Considering the complexity and controversial nature of ownership issues, they clearly need to be studied more carefully, understood more fully and handled with more sensitivity than they have been so far. Most importantly, any restrictions on media ownership must be defensible on grounds of public interest, with particular reference to media diversity and plurality.
According to Mukul Sharma writing on Media and Governance in Seminar in 2002, "The trend towards increasing concentration of ownership and a decline in diversity cannot be stopped unless there is a national policy or some public action from below." Perhaps there is a third way: policy based on public consultation prompted, if necessary, by citizen action.
Unfortunately, the Broadcast Bill is not only short on evidence but, worse, it did not evolve through a process of consultation.
In a recent press release issued by Free Press, a media reform organisation in the US, media scholar and activist Robert W McChesney expressed the hope that the culmination of the Dow Jones/Wall Street Journal deal is "the wake-up call Washington needs to start rolling back media consolidation...Murdoch's empire wouldn't exist if he hadn't been aided and abetted by Washington policymakers in Congress and at the FCC. Only by restoring public input in the policy-making process can we create the kind of diverse, accessible and independent media that journalism and our democracy so desperately needs."

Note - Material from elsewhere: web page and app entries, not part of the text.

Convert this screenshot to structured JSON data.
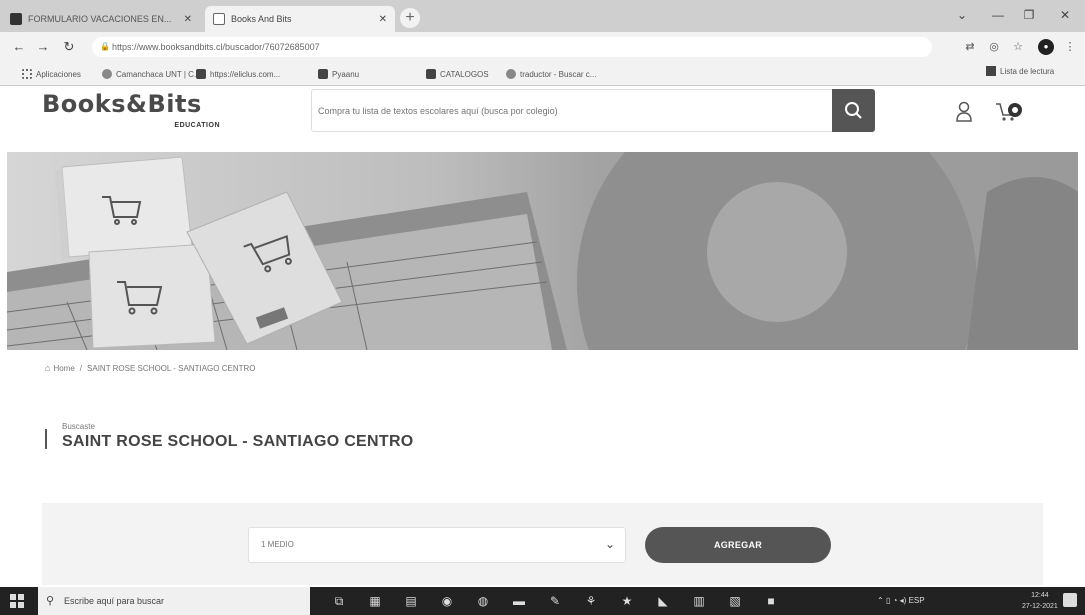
{
  "browser": {
    "tabs": [
      {
        "label": "FORMULARIO VACACIONES EN..."
      },
      {
        "label": "Books And Bits"
      }
    ],
    "new_tab": "+",
    "url": "https://www.booksandbits.cl/buscador/76072685007",
    "bookmarks": [
      {
        "label": "Aplicaciones"
      },
      {
        "label": "Camanchaca UNT | C..."
      },
      {
        "label": "https://eliclus.com..."
      },
      {
        "label": "Pyaanu"
      },
      {
        "label": "CATALOGOS"
      },
      {
        "label": "traductor - Buscar c..."
      }
    ],
    "reading_list": "Lista de lectura"
  },
  "site": {
    "brand_word": "Books&Bits",
    "brand_sub": "EDUCATION",
    "search_placeholder": "Compra tu lista de textos escolares aquí (busca por colegio)"
  },
  "breadcrumb": {
    "home": "Home",
    "separator": "/",
    "current": "SAINT ROSE SCHOOL - SANTIAGO CENTRO"
  },
  "results": {
    "searched_label": "Buscaste",
    "title": "SAINT ROSE SCHOOL - SANTIAGO CENTRO"
  },
  "filter": {
    "grade_selected": "1 MEDIO",
    "add_label": "AGREGAR"
  },
  "taskbar": {
    "search_placeholder": "Escribe aquí para buscar",
    "tray_lang": "ESP",
    "time": "12:44",
    "date": "27-12-2021"
  }
}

Public input is precisely what has been missing through the long and winding history of media regulation in India. No wonder even the latest, 20th draft of legislation meant to regulate the broadcast sector has kicked up such a storm. This may be an opportune moment to change the course of that history, as India celebrates its Shashti Poorthy and stakes its claim to be a mature democracy.